▸ WHAT TO WORK ON: Could you give back every record below exactly, leaving out the pictures?

○ ○ ○

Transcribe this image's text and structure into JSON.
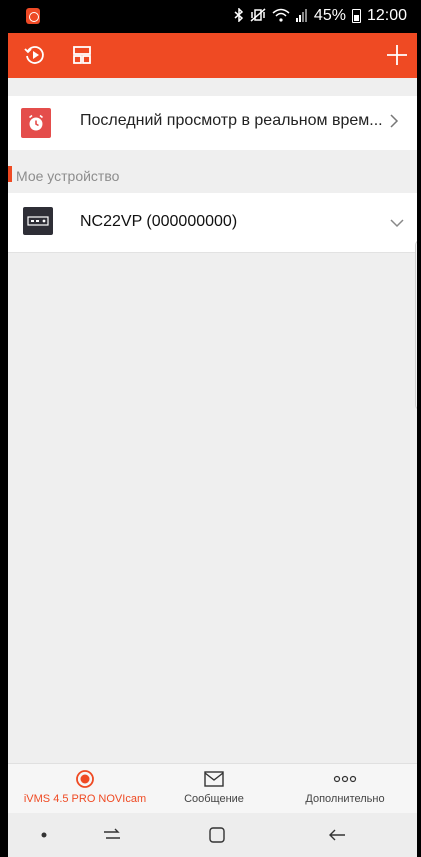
{
  "status_bar": {
    "battery": "45%",
    "time": "12:00",
    "bluetooth_icon": "bluetooth-icon",
    "mute_icon": "vibrate-mute-icon",
    "wifi_icon": "wifi-icon",
    "signal_icon": "signal-icon",
    "battery_icon": "battery-icon",
    "app_icon": "app-notification-icon"
  },
  "app_bar": {
    "background_color": "#ef4a23",
    "left_icons": [
      "playback-icon",
      "layout-icon"
    ],
    "right_icon": "add-icon"
  },
  "recent": {
    "label": "Последний просмотр в реальном врем...",
    "icon": "clock-icon",
    "icon_color": "#e44d4b"
  },
  "section": {
    "title": "Мое устройство",
    "accent_color": "#ef4a23"
  },
  "devices": [
    {
      "name": "NC22VP (000000000)",
      "icon": "dvr-icon"
    }
  ],
  "bottom_nav": {
    "items": [
      {
        "label": "iVMS 4.5 PRO NOVIcam",
        "icon": "live-view-icon",
        "active": true
      },
      {
        "label": "Сообщение",
        "icon": "message-icon",
        "active": false
      },
      {
        "label": "Дополнительно",
        "icon": "more-icon",
        "active": false
      }
    ]
  },
  "system_nav": [
    "dot-indicator",
    "recent-apps-icon",
    "home-icon",
    "back-icon"
  ]
}
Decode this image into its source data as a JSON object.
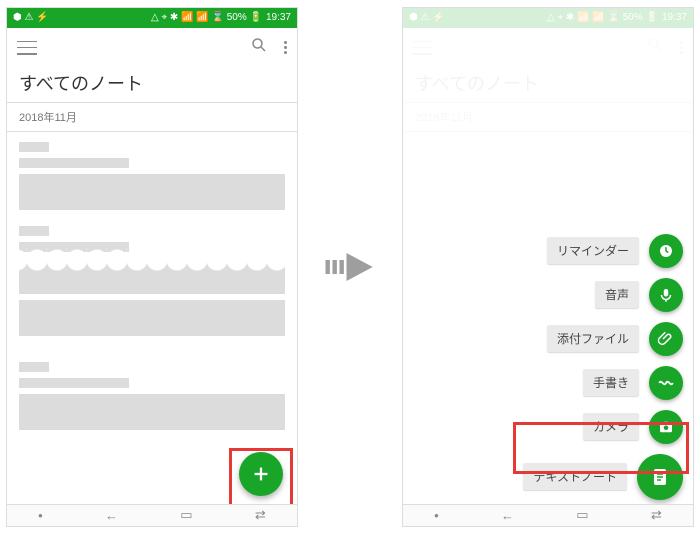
{
  "status": {
    "left_icons": "⬢ ⚠ ⚡",
    "right_icons": "△ ⌖ ✱ 📶 📶 ⌛ 50% 🔋",
    "time": "19:37"
  },
  "toolbar": {},
  "page": {
    "title": "すべてのノート",
    "section": "2018年11月"
  },
  "nav": {
    "dot": "•",
    "back": "←",
    "recent": "▭",
    "switch": "⇄"
  },
  "fab_menu": {
    "reminder": "リマインダー",
    "audio": "音声",
    "attachment": "添付ファイル",
    "handwriting": "手書き",
    "camera": "カメラ",
    "text_note": "テキストノート"
  }
}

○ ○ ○

▸ PROBLEM SOLUTION:
Transcribe this image's text and structure into JSON.
{
  "status_bar": {
    "battery": "45%",
    "time": "12:00",
    "bluetooth_icon": "bluetooth-icon",
    "mute_icon": "vibrate-mute-icon",
    "wifi_icon": "wifi-icon",
    "signal_icon": "signal-icon",
    "battery_icon": "battery-icon",
    "app_icon": "app-notification-icon"
  },
  "app_bar": {
    "background_color": "#ef4a23",
    "left_icons": [
      "playback-icon",
      "layout-icon"
    ],
    "right_icon": "add-icon"
  },
  "recent": {
    "label": "Последний просмотр в реальном врем...",
    "icon": "clock-icon",
    "icon_color": "#e44d4b"
  },
  "section": {
    "title": "Мое устройство",
    "accent_color": "#ef4a23"
  },
  "devices": [
    {
      "name": "NC22VP (000000000)",
      "icon": "dvr-icon"
    }
  ],
  "bottom_nav": {
    "items": [
      {
        "label": "iVMS 4.5 PRO NOVIcam",
        "icon": "live-view-icon",
        "active": true
      },
      {
        "label": "Сообщение",
        "icon": "message-icon",
        "active": false
      },
      {
        "label": "Дополнительно",
        "icon": "more-icon",
        "active": false
      }
    ]
  },
  "system_nav": [
    "dot-indicator",
    "recent-apps-icon",
    "home-icon",
    "back-icon"
  ]
}
Decode this image into its source data as a JSON object.
{
  "status": {
    "left_icons": "⬢ ⚠ ⚡",
    "right_icons": "△ ⌖ ✱ 📶 📶 ⌛ 50% 🔋",
    "time": "19:37"
  },
  "toolbar": {},
  "page": {
    "title": "すべてのノート",
    "section": "2018年11月"
  },
  "nav": {
    "dot": "•",
    "back": "←",
    "recent": "▭",
    "switch": "⇄"
  },
  "fab_menu": {
    "reminder": "リマインダー",
    "audio": "音声",
    "attachment": "添付ファイル",
    "handwriting": "手書き",
    "camera": "カメラ",
    "text_note": "テキストノート"
  }
}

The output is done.